WORK TO COMPLETE: Return, from the lines below, each one that includes the word "case".

PROVIDED DATA:
[Start of Attachment]

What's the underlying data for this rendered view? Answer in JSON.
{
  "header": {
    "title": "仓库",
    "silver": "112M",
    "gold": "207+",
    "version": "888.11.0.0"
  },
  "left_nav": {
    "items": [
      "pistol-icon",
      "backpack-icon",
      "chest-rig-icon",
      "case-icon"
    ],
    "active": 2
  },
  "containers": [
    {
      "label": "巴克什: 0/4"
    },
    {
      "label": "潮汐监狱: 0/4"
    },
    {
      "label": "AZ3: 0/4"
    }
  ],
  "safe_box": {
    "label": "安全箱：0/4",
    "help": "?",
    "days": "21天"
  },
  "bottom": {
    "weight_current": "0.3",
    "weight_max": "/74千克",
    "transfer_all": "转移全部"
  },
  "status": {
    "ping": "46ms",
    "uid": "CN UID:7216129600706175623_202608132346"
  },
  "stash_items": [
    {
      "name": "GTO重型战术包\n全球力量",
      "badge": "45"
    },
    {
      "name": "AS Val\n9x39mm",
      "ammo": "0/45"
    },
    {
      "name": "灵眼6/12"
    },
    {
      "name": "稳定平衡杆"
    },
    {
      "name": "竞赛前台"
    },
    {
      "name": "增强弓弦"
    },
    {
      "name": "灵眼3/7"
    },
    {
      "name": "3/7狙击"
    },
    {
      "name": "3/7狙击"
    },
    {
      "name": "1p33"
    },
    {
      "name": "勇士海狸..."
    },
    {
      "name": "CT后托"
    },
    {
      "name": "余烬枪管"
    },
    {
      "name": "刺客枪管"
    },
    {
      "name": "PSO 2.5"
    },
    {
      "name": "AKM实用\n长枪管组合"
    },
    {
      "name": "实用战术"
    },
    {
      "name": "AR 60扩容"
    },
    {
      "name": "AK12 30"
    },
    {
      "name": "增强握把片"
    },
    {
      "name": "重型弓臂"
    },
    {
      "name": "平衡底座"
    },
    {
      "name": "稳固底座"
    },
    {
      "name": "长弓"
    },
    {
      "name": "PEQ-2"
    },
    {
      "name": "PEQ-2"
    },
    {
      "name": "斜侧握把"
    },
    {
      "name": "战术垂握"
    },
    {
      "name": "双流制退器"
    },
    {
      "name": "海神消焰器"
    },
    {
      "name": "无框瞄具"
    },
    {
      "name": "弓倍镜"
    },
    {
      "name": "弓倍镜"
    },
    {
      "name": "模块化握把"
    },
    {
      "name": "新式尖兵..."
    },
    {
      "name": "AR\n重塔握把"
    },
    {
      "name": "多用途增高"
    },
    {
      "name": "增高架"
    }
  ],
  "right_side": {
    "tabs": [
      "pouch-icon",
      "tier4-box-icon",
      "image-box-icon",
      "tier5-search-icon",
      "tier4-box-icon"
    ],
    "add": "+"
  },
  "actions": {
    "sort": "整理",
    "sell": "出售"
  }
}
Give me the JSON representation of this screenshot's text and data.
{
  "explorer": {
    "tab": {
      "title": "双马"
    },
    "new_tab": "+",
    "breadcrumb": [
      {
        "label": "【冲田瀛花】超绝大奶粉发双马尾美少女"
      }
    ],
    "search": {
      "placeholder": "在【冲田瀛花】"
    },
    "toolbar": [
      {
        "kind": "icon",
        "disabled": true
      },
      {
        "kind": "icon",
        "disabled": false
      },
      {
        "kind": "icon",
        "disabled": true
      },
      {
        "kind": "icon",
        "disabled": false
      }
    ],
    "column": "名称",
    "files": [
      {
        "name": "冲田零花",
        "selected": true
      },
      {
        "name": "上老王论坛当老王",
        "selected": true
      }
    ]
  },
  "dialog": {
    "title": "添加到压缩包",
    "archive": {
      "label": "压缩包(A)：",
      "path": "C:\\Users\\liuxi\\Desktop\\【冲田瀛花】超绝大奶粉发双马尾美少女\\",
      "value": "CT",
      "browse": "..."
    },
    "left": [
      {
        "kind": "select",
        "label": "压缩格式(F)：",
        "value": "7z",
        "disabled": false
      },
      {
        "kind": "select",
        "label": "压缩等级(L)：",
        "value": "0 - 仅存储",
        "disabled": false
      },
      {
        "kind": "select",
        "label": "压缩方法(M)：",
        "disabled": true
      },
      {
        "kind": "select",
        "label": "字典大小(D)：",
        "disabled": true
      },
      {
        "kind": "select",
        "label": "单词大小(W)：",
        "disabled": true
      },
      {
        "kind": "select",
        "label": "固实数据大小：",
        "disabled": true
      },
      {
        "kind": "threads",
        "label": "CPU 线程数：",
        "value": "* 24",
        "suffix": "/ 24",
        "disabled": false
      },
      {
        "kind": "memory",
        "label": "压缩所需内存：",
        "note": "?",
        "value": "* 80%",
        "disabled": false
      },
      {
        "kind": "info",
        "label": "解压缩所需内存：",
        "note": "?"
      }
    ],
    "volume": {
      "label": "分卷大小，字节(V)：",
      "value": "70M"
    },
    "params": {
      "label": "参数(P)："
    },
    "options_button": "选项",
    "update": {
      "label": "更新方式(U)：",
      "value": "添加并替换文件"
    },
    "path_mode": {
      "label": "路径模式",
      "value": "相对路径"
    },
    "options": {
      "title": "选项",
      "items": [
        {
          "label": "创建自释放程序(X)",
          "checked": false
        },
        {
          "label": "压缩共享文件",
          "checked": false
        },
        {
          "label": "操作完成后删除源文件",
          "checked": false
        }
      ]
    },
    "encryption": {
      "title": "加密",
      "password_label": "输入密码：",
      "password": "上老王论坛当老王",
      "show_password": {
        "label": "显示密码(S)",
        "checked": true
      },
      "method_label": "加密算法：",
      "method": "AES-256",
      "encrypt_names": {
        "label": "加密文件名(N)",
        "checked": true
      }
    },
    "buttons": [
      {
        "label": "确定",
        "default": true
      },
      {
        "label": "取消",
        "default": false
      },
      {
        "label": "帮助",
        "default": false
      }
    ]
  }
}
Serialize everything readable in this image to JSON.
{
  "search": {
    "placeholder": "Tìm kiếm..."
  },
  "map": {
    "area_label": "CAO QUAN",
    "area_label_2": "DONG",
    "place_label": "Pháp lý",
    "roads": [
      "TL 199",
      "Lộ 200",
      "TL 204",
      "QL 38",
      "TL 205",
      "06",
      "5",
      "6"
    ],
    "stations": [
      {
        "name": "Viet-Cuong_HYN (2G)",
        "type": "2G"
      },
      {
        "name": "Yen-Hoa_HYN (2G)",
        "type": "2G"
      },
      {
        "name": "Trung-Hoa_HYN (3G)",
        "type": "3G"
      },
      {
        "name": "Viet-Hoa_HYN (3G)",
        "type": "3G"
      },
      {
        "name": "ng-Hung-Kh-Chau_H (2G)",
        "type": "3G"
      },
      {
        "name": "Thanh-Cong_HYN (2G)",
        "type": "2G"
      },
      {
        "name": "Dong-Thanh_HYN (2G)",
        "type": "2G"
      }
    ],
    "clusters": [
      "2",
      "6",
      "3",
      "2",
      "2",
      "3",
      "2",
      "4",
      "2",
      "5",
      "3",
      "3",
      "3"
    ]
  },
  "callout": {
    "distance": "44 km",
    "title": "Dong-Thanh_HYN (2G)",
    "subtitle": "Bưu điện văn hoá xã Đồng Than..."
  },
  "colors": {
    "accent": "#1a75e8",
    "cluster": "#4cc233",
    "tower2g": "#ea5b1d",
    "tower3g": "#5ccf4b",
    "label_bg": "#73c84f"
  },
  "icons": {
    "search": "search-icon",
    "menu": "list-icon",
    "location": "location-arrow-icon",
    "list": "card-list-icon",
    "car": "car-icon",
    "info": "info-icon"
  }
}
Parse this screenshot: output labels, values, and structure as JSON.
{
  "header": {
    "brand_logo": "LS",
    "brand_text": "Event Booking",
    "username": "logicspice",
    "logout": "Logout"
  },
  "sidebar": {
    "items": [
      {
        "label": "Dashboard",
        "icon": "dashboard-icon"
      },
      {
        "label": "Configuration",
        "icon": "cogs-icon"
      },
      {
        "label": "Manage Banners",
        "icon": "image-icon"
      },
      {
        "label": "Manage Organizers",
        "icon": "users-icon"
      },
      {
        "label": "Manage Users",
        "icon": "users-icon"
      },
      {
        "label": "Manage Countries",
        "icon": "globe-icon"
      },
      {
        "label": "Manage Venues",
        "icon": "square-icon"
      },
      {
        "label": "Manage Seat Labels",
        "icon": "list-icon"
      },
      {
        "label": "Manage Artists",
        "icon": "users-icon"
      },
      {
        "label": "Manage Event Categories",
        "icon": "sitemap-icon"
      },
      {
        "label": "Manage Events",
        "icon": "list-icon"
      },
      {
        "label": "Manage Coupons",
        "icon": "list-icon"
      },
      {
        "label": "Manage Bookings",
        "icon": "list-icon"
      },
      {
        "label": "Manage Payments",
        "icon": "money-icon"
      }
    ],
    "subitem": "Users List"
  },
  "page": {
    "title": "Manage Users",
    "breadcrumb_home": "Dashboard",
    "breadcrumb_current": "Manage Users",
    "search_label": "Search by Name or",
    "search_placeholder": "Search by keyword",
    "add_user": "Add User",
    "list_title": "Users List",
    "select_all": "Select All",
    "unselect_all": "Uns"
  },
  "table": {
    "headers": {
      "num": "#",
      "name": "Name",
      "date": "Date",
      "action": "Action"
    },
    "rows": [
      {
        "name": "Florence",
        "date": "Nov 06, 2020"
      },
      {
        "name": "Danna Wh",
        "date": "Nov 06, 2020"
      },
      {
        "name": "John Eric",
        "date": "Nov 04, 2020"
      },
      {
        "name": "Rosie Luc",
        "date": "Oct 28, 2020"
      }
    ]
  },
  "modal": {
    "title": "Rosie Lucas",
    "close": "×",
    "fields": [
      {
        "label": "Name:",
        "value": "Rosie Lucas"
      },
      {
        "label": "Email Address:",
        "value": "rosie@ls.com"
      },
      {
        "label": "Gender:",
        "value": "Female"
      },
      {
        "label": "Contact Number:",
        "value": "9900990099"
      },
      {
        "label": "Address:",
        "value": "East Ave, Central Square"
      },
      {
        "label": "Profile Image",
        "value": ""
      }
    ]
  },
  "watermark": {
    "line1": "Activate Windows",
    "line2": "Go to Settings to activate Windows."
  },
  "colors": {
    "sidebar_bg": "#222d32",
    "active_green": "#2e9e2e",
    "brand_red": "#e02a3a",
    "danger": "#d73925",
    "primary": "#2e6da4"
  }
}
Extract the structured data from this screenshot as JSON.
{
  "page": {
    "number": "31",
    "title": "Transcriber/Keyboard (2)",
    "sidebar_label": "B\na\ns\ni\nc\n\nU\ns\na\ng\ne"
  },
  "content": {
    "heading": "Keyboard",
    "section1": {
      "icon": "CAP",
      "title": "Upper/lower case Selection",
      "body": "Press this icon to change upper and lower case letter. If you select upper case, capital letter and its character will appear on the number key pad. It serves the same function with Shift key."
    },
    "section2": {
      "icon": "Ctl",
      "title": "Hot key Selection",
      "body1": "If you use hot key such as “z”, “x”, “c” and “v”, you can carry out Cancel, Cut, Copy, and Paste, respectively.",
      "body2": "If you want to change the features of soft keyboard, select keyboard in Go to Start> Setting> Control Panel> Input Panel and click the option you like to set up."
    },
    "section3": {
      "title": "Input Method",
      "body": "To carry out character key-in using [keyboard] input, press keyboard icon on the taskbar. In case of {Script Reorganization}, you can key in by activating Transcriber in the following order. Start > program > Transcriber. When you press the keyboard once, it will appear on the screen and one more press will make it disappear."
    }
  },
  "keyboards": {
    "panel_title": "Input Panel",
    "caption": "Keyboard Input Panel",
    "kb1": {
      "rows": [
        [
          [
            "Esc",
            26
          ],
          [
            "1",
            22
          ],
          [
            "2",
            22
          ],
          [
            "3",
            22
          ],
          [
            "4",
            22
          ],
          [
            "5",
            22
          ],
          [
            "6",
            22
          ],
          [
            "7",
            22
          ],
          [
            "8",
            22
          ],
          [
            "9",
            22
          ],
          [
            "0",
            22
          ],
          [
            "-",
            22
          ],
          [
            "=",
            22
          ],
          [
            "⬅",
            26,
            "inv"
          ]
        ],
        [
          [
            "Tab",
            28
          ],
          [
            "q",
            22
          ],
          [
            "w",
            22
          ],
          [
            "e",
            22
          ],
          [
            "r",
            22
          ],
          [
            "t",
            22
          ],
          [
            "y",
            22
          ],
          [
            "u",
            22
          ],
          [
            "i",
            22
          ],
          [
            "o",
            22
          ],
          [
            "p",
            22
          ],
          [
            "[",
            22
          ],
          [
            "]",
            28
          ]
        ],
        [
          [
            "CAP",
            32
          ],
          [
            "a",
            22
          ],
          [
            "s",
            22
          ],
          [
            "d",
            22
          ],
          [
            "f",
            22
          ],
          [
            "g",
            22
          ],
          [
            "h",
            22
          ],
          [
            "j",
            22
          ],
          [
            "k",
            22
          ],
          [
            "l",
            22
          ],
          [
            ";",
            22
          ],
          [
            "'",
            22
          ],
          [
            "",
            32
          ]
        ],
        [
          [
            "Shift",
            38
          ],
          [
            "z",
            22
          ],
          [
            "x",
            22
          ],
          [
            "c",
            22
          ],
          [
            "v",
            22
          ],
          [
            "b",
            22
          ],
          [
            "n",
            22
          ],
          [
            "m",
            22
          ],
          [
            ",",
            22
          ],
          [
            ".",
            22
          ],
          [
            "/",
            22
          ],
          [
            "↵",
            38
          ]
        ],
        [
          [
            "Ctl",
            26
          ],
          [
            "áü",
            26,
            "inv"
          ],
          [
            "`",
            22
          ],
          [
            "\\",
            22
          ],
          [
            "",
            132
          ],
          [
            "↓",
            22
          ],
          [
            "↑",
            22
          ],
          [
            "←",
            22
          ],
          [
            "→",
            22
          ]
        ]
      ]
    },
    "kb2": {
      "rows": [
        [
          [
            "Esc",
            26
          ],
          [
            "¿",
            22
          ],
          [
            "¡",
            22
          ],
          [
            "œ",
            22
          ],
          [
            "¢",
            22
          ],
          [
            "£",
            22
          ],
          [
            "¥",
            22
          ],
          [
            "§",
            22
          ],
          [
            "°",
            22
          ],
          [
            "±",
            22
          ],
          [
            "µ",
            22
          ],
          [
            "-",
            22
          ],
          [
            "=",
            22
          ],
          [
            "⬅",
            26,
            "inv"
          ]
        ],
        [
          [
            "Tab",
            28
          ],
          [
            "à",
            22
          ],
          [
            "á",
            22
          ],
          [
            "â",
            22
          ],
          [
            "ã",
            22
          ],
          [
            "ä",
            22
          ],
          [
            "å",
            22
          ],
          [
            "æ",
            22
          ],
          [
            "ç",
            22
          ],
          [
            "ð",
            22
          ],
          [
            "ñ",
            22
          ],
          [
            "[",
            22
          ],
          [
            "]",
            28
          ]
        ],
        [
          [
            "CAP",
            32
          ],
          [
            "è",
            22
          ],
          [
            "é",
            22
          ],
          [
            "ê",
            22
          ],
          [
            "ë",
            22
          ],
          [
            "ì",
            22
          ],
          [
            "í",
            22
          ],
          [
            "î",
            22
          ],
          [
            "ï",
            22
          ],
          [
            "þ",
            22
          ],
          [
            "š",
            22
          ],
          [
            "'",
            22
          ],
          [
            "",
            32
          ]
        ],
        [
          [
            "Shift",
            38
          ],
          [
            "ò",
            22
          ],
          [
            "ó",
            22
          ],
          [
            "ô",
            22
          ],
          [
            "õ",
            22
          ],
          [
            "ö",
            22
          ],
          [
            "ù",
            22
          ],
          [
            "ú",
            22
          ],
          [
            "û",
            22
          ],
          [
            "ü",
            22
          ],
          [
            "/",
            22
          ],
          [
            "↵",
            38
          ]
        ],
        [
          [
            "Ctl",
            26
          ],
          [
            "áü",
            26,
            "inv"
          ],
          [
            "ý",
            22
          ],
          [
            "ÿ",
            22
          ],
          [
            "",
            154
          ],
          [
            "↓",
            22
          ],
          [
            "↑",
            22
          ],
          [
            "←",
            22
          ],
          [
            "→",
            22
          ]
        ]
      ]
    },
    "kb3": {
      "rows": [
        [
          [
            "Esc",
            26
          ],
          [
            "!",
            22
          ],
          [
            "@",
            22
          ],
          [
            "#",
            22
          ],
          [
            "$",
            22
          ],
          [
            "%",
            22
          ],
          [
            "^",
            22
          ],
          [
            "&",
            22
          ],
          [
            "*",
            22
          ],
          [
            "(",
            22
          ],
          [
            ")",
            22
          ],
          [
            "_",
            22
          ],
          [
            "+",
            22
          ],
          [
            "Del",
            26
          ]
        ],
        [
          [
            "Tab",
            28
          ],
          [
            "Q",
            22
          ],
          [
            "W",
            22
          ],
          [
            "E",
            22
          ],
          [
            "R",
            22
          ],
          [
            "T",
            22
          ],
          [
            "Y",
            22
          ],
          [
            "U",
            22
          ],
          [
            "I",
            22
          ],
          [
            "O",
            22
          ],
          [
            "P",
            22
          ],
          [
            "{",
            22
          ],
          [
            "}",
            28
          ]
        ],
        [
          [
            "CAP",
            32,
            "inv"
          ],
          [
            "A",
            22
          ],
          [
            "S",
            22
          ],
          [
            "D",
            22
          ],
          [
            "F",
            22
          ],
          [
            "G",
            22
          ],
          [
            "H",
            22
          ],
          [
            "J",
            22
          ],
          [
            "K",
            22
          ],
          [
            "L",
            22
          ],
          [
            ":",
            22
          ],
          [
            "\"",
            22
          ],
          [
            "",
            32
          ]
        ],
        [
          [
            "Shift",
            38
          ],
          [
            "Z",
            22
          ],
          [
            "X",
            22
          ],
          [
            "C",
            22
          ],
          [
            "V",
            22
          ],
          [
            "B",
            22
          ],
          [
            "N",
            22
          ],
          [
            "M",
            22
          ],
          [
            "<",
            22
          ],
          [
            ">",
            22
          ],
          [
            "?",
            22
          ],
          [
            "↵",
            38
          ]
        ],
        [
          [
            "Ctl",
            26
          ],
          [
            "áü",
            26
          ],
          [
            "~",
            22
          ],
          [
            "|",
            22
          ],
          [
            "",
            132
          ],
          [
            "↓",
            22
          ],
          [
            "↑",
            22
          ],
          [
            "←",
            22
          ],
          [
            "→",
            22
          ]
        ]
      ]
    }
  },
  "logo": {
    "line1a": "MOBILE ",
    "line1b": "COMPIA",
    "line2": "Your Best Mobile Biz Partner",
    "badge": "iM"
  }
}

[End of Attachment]

ANSWER BELOW:
      "case-icon"
      "title": "Upper/lower case Selection",
      "body": "Press this icon to change upper and lower case letter. If you select upper case, capital letter and its character will appear on the number key pad. It serves the same function with Shift key."
      "body": "To carry out character key-in using [keyboard] input, press keyboard icon on the taskbar. In case of {Script Reorganization}, you can key in by activating Transcriber in the following order. Start > program > Transcriber. When you press the keyboard once, it will appear on the screen and one more press will make it disappear."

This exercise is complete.